It’s still chilly in the Middle East – still the season for comfort food. Try driving the cold away with msemmen, a flexible, square-shaped skillet cake (the best of Middle East and North African pancakes!), easily pulled apart into layers so you can stuff it.
Msemmen is similar to the Emirati Khameer bread (recipe here), which isn’t surprising, as they are both Berber in origin.
Msemmen is hard to pronounce, but delicious to eat. This is how you say it: Miss-i-men. It means greased, or oiled. And this is how you eat it: hot, with honey, between sips of mint tea.
Alia of the Cooking with Alia blog offers this recipe, with a YouTube video (below). It does take a bit of work, which reflects the old-fashioned tradition of hand-made food. Manipulating the dough with oiled hands, and layering it with a mixture of oil and butter, makes a unique skillet bread that’s a cross between rough puff pastry and a pancake.
The video below is less than six minutes long. It’s worth watching how Alia kneads the dough and then stretches it out by hand. It’s the sort of thing that takes practice, but once you know how to do it, you never forget. I was surprised at how little extra flour is needed to keep the dough from sticking – it’s the oil/butter mixture, which is incorporated at the last, unlike in Western bread recipes where all liquid ingredients are added at the beginning.

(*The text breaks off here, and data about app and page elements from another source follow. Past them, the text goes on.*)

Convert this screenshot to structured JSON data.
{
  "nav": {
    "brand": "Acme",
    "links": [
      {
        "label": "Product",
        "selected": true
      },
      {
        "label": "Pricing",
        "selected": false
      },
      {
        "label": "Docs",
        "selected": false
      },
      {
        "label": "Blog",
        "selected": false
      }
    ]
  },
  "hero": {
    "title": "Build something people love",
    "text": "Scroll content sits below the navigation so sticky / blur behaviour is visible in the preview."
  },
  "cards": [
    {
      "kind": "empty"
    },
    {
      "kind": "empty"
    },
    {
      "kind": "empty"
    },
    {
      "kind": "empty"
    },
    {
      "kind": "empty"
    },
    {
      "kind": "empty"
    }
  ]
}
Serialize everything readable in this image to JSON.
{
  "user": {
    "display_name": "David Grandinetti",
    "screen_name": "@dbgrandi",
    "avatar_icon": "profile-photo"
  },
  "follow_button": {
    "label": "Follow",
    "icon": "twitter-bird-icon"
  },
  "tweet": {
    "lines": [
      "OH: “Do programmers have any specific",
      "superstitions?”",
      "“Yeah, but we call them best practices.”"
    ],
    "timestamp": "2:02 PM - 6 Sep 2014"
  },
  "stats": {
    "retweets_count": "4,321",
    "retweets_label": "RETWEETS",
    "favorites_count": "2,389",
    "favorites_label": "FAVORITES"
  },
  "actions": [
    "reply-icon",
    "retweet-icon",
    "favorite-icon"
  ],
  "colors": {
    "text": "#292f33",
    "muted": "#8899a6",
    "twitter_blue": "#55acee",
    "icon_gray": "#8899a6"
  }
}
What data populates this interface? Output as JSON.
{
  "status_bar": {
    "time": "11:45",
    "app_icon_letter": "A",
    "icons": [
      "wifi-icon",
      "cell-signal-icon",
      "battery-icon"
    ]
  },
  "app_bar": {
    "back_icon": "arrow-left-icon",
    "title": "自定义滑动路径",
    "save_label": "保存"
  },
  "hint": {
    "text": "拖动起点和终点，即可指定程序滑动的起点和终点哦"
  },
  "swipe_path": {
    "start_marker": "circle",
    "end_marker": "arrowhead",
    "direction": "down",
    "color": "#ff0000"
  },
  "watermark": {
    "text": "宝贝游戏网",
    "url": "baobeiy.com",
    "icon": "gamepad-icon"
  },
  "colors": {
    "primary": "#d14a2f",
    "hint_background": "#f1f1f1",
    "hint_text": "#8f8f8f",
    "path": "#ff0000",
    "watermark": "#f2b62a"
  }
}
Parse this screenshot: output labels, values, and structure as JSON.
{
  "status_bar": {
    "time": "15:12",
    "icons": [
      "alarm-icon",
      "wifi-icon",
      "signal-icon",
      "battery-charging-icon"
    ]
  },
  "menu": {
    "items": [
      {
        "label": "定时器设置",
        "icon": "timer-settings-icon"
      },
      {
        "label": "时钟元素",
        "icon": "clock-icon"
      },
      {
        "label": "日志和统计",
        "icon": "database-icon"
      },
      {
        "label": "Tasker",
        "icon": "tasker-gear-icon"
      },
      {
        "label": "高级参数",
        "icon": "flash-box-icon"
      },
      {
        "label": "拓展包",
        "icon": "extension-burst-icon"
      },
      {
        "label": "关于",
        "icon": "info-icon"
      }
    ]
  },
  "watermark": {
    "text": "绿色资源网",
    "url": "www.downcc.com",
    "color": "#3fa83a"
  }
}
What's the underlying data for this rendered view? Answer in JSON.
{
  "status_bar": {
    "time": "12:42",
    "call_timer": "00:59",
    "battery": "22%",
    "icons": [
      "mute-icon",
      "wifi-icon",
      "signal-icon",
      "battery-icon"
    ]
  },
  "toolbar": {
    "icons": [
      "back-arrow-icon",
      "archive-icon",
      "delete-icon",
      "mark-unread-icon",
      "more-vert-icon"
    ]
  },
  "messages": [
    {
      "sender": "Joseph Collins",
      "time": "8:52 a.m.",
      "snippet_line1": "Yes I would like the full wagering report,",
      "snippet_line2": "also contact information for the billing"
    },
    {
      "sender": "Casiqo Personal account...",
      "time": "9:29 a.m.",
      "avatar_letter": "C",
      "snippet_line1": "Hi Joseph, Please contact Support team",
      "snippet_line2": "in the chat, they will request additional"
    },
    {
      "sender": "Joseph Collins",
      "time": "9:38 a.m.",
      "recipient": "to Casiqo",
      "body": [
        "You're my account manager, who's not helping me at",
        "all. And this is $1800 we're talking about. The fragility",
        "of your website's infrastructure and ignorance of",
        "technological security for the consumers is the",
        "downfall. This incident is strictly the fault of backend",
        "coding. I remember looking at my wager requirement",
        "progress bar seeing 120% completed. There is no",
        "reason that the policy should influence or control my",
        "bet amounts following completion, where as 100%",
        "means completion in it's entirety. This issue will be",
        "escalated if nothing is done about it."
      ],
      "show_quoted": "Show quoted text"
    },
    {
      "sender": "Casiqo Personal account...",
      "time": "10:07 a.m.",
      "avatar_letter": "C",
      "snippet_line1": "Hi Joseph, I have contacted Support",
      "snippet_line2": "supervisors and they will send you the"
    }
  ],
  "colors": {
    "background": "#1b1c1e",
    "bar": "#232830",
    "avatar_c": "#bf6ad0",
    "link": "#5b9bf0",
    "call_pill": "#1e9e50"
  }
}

Below is Alia’s recipe. Comments in italics and edits are Green Prophet’s.
Msemmen, Berber Pancake
2 cups of flour
1 cup of semolina
3/4 cup of oil
3 tablespoons of butter
1 tablespoon of salt
1 tablespoon of sugar
1 teaspoon of dry yeast
1-2 cups of warm water (depending on the quality of absorption of your flour)
Mix all the dry ingredients.
Slowly add water and work the dough until you are able to create a ball with the dough.
If you are kneading the dough by hand, use energetic and quick strokes. Knead for 20 minutes while adding water until you get an elastic dough.
You can use a kneading machine (mixer or food processor) to speed up the process. Put the dough ball in the machine and automatically knead for the next 10 minutes while adding water.
Make small balls with the dough (the size of golf balls) and let the dough rest for 20 minutes. The resting period is important; don’t skip it.
Note: the amount of water needed depends on the quality of absorption of the flour you are using. The goal is to obtain an elastic and malleable dough. if your dough is too sticky add some flour; if it is too hard add some water and continue kneading it.
Steps for folding the Msemmen:
Mix the melted butter with the oil.
Spread some of the oil/butter mixture on a flat surface. Take one dough ball and flatten it with your hands. Gently keep stretching the dough until you get a thin circle of dough. Fold the circle into a square as shown in the video.
Steps for cooking the Msemmen:
Gently spread the dough square with your fingertips until you get a thin dough square.
On low heat (in a skillet), cook the Msemmen 5-10 minutes in each side.
Notice how Alia gently pushes the pancake down to break up any bubbles created when the first side was cooked.
More flavorsome Middle-Eastern breads on Green Prophet:
- Moroccan Anise Flatbread
- One-Handed Yemenite Pita
- Zalabya, Flatbread With Black Cumin
- Simit, Iraqi Sesame-Covered Bagel